We clearly saw this shift from a balance sheet view to a mark-to-market view happening in the Credit Suisse case, for example, but also in the Silicon Valley Bank failure and, in the early days of the sovereign debt crisis, in the Dexia crisis. Market participants, analysts, and customers, in particular sophisticated, uninsured depositors, rapidly shift their focus to how much a bank is valued on a mark-to-market basis and how sustainable its business model is based on the latest market metrics. This shift can be very destructive, so we need to give it a lot of attention.
In particular, in this specific macro-environment, banks need to be very careful about how they manage interest rate risk. This is important not only from the earnings perspective, but also in terms of the economic value of equity, because this is likely to be what the market would focus on during a stress. That is why, since the first signs of inflationary pressure emerged towards the end of 2021, we as supervisors have been putting significant focus on banks’ interest rate and credit spread risk management practices.
Following the March 2023 turmoil events, unrealised losses on securities held to maturity, in particular, have been very prominent in the minds of analysts and market participants.

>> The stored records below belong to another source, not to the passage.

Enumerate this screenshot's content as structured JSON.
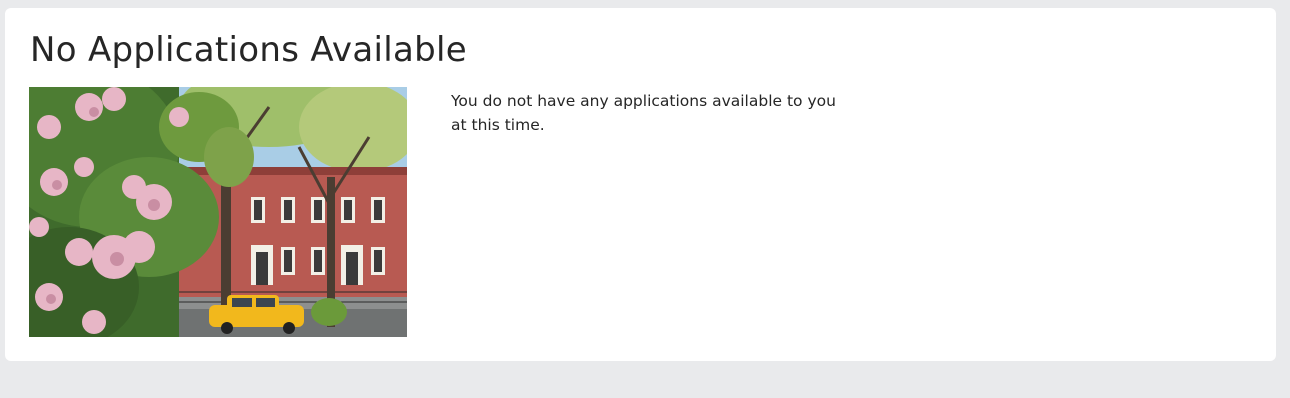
{
  "card": {
    "title": "No Applications Available",
    "message": "You do not have any applications available to you at this time."
  },
  "colors": {
    "page_background": "#e9eaec",
    "card_background": "#ffffff",
    "text": "#262626"
  }
}
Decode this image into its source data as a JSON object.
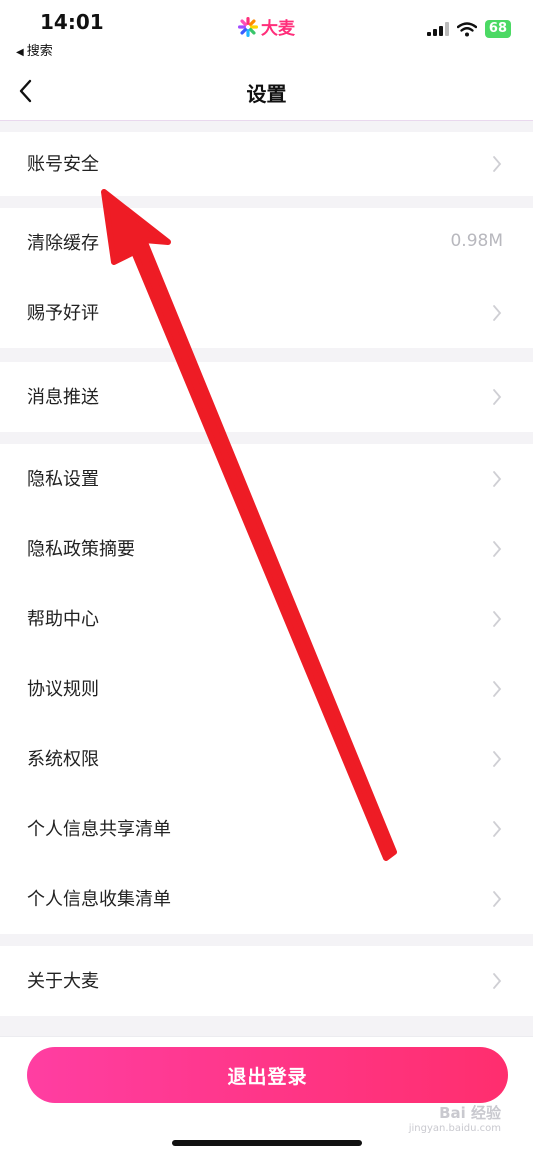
{
  "status_bar": {
    "time": "14:01",
    "back_app": "搜索",
    "battery": "68",
    "brand": "大麦"
  },
  "nav": {
    "title": "设置"
  },
  "sections": [
    {
      "items": [
        {
          "label": "账号安全"
        }
      ]
    },
    {
      "items": [
        {
          "label": "清除缓存",
          "value": "0.98M"
        },
        {
          "label": "赐予好评"
        }
      ]
    },
    {
      "items": [
        {
          "label": "消息推送"
        }
      ]
    },
    {
      "items": [
        {
          "label": "隐私设置"
        },
        {
          "label": "隐私政策摘要"
        },
        {
          "label": "帮助中心"
        },
        {
          "label": "协议规则"
        },
        {
          "label": "系统权限"
        },
        {
          "label": "个人信息共享清单"
        },
        {
          "label": "个人信息收集清单"
        }
      ]
    },
    {
      "items": [
        {
          "label": "关于大麦"
        }
      ]
    }
  ],
  "logout": {
    "label": "退出登录"
  },
  "watermark": {
    "main": "Bai 经验",
    "sub": "jingyan.baidu.com"
  },
  "colors": {
    "accent": "#ff2e7a",
    "annotation_arrow": "#ee1c25"
  }
}
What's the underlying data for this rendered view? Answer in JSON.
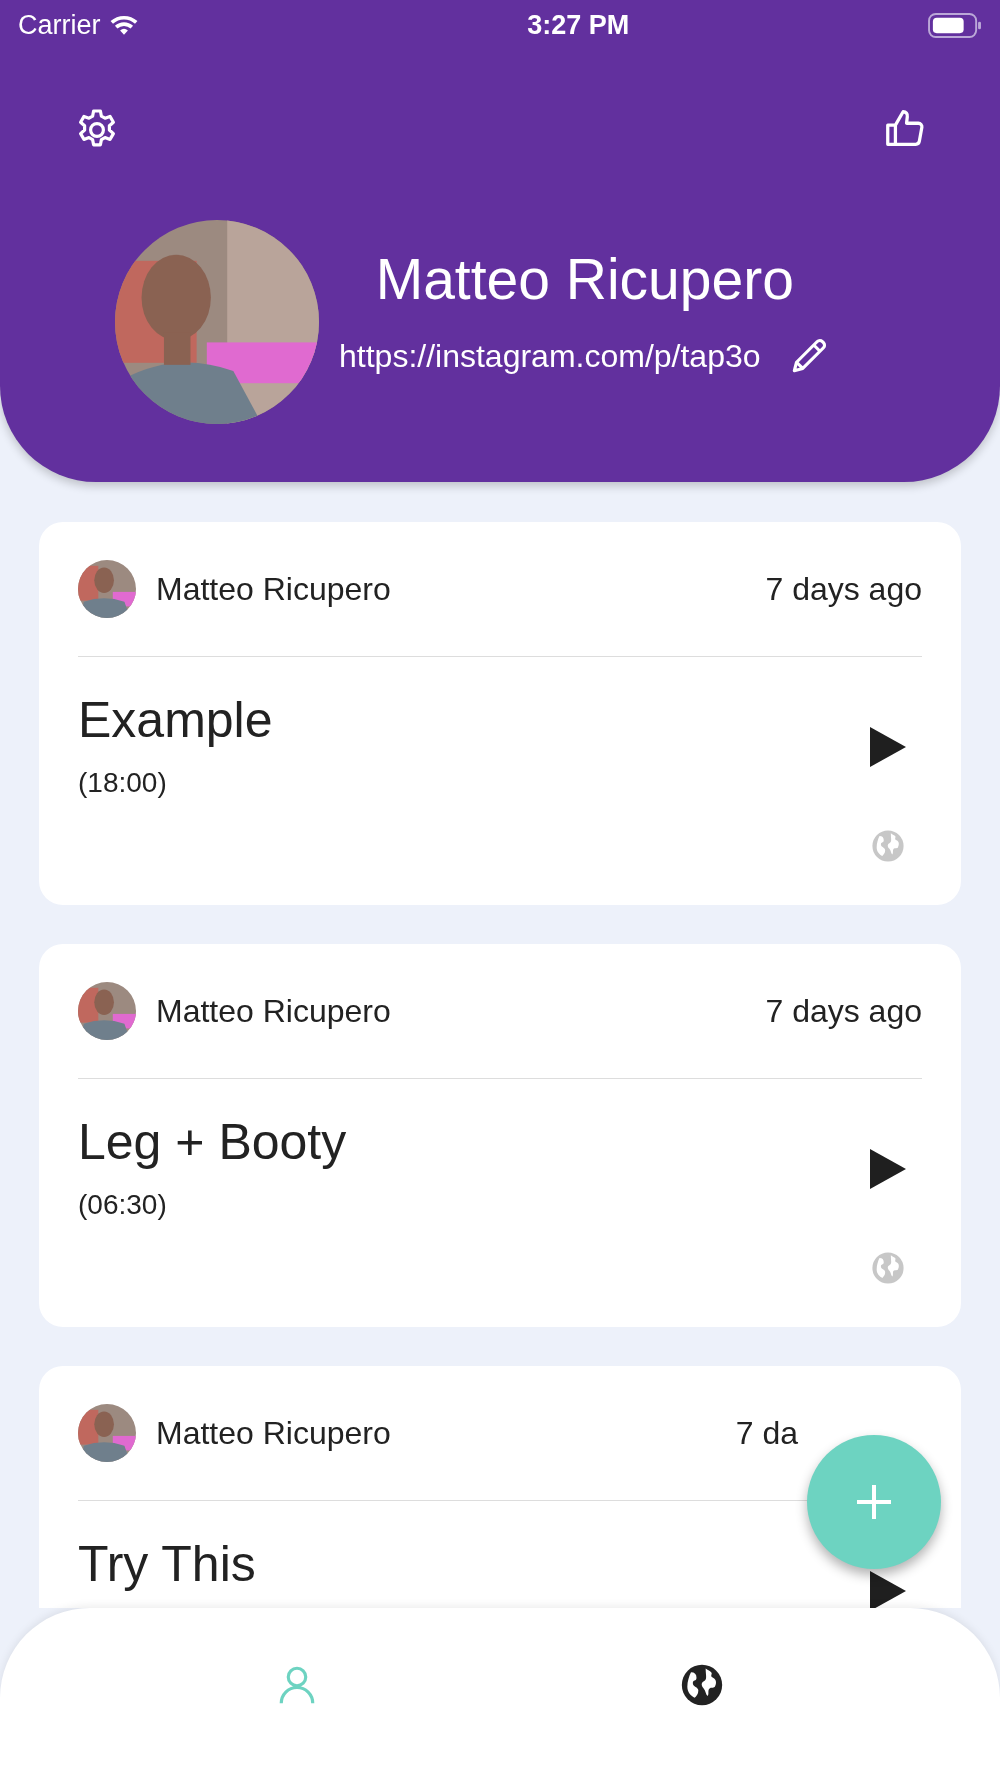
{
  "status_bar": {
    "carrier": "Carrier",
    "time": "3:27 PM"
  },
  "profile": {
    "name": "Matteo Ricupero",
    "link": "https://instagram.com/p/tap3o"
  },
  "posts": [
    {
      "author": "Matteo Ricupero",
      "time": "7 days ago",
      "title": "Example",
      "duration": "(18:00)"
    },
    {
      "author": "Matteo Ricupero",
      "time": "7 days ago",
      "title": "Leg + Booty",
      "duration": "(06:30)"
    },
    {
      "author": "Matteo Ricupero",
      "time": "7 da",
      "title": "Try This"
    }
  ],
  "nav": [
    {
      "kind": "profile",
      "selected": true
    },
    {
      "kind": "world",
      "selected": false
    }
  ]
}
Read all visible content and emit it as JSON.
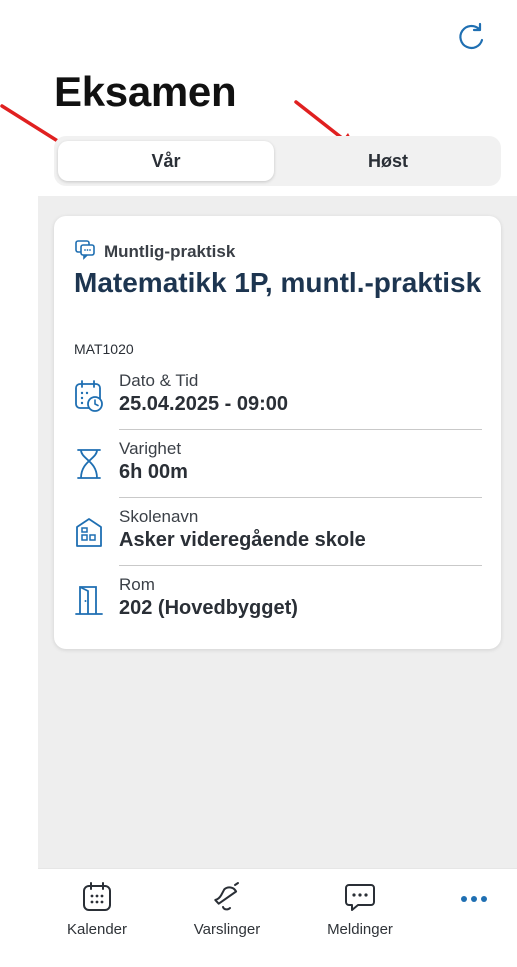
{
  "page": {
    "title": "Eksamen"
  },
  "segments": {
    "active": "Vår",
    "inactive": "Høst"
  },
  "exam": {
    "type": "Muntlig-praktisk",
    "title": "Matematikk 1P, muntl.-praktisk",
    "code": "MAT1020",
    "details": [
      {
        "label": "Dato & Tid",
        "value": "25.04.2025 - 09:00",
        "icon": "calendar-clock-icon"
      },
      {
        "label": "Varighet",
        "value": "6h 00m",
        "icon": "hourglass-icon"
      },
      {
        "label": "Skolenavn",
        "value": "Asker videregående skole",
        "icon": "school-building-icon"
      },
      {
        "label": "Rom",
        "value": "202 (Hovedbygget)",
        "icon": "door-icon"
      }
    ]
  },
  "tabs": [
    {
      "label": "Kalender",
      "icon": "calendar-icon"
    },
    {
      "label": "Varslinger",
      "icon": "bell-icon"
    },
    {
      "label": "Meldinger",
      "icon": "chat-icon"
    },
    {
      "label": "",
      "icon": "more-icon"
    }
  ],
  "colors": {
    "accent": "#1f6fb2",
    "title": "#1d3550",
    "annotation": "#e02020"
  }
}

The Silicon Valley Bank case showed that such losses become an issue in conjunction with other weaknesses, namely those related to funding and liquidity risk, as well as business model sustainability. In my opinion, the best way to address the market concerns that may stem from unrealised losses is enhancing the role of disclosure. Disclosures by banks need to be very granular in order to explain the real situation of the bank. It is particularly important that banks, also with the support of the supervisory authorities if needed, provide market participants with all relevant information to reassure them and dispel any potential unwarranted perceptions.
I have also made the point that securities held at amortised cost should not count as high quality liquid assets, eligible for the fulfilling the liquidity coverage ratio (LCR) requirement. Such a change would certainly reassure market participants about the actual capability of banks to liquidate assets when the need arises. It would also be consistent with the overall purpose of the LCR requirement, which should ensure that a bank can survive a liquidity shock for a relatively long period of time on its own means, enabling a solution to the crisis to be found.
Draghi, M. (2018), Risk-reducing and risk-sharing in our Monetary Union, speech at the European University Institute, 11 May, https://www.ecb.europa.eu/press/key/date/2018/html/ecb.sp180511.en.html
Enria, A. (2021), How can we make the most of an incomplete banking union?, speech at the Eurofi Financial Forum, Ljubljana, 9 September, https://www.bankingsupervision.europa.eu/press/speeches/date/2021/html/ssm.sp210909~18c3f8d609.en.html
See Enria, A. and Fernandez-Bollo, E. (2020), Fostering the cross-border integration of banking groups in the banking union, The Supervision Blog, 9 October, https://www.bankingsupervision.europa.eu/press/blog/2020/html/ssm.blog201009~bc7ef4e6f8.en.html .